Your assignment | In the entries below, find each line with the word "user" and pull it out.

◇ ◇ ◇ ◇

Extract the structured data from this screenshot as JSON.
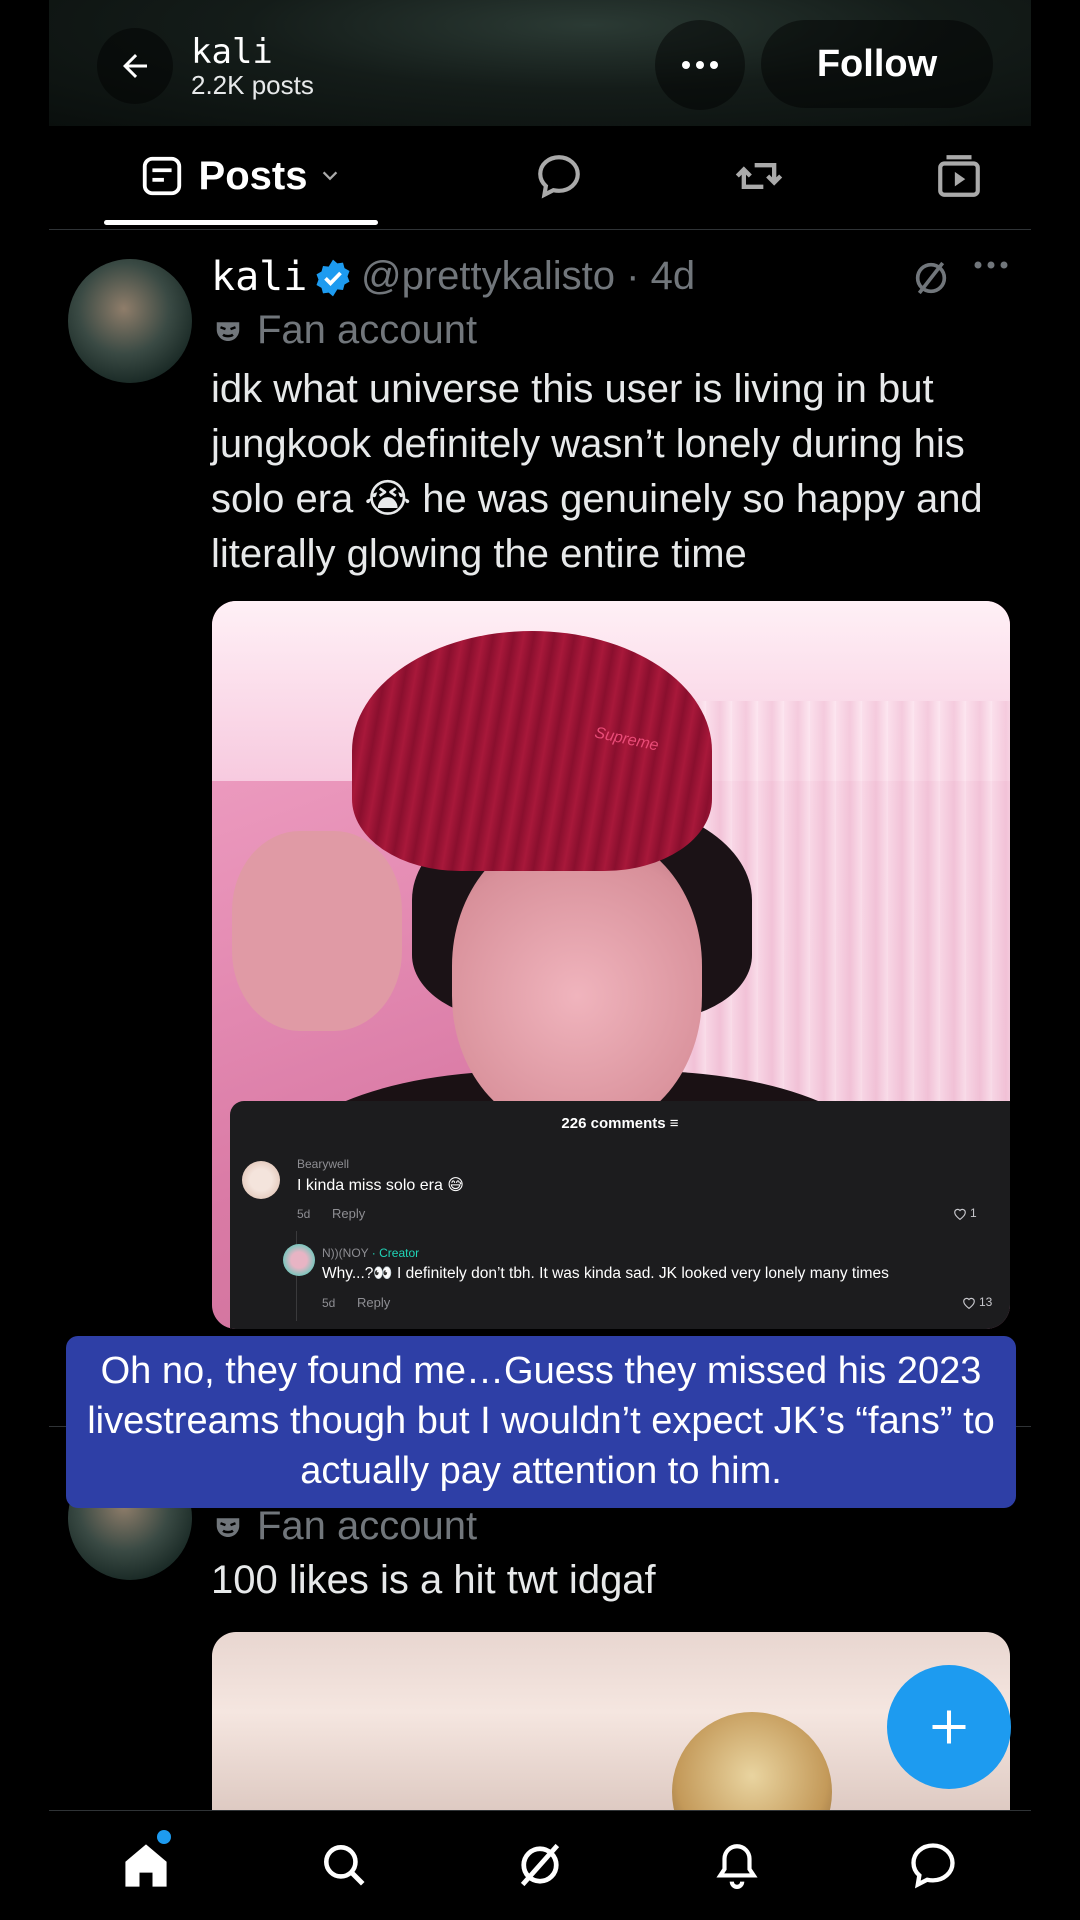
{
  "header": {
    "name": "kali",
    "post_count": "2.2K posts",
    "follow_label": "Follow"
  },
  "tabs": {
    "posts_label": "Posts"
  },
  "tweet1": {
    "display_name": "kali",
    "handle_time": "@prettykalisto · 4d",
    "badge_label": "Fan account",
    "text": "idk what universe this user is living in but jungkook definitely wasn’t lonely during his solo era 😭 he was genuinely so happy and literally glowing the entire time",
    "image_text": "Supreme",
    "comments": {
      "header": "226 comments",
      "first": {
        "user": "Bearywell",
        "text": "I kinda miss solo era 😅",
        "age": "5d",
        "reply": "Reply",
        "likes": "1"
      },
      "second": {
        "user": "N))(NOY",
        "creator_label": "· Creator",
        "text": "Why...?👀 I definitely don’t tbh. It was kinda sad. JK looked very lonely many times",
        "age": "5d",
        "reply": "Reply",
        "likes": "13"
      }
    }
  },
  "overlay_caption": "Oh no, they found me…Guess they missed his 2023 livestreams though but I wouldn’t expect JK’s “fans” to actually pay attention to him.",
  "tweet2": {
    "badge_label": "Fan account",
    "text": "100 likes is a hit twt idgaf"
  },
  "icons": [
    "back-arrow-icon",
    "more-icon",
    "posts-tab-icon",
    "chevron-down-icon",
    "replies-icon",
    "reposts-icon",
    "media-icon",
    "verified-icon",
    "grok-icon",
    "fan-mask-icon",
    "compose-plus-icon",
    "home-icon",
    "search-icon",
    "grok-nav-icon",
    "bell-icon",
    "messages-icon"
  ],
  "colors": {
    "accent": "#1d9bf0",
    "overlay": "#2e3fa6",
    "background": "#000000"
  }
}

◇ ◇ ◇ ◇

Answer below |
    "text": "idk what universe this user is living in but jungkook definitely wasn’t lonely during his solo era 😭 he was genuinely so happy and literally glowing the entire time",
        "user": "Bearywell",
        "user": "N))(NOY",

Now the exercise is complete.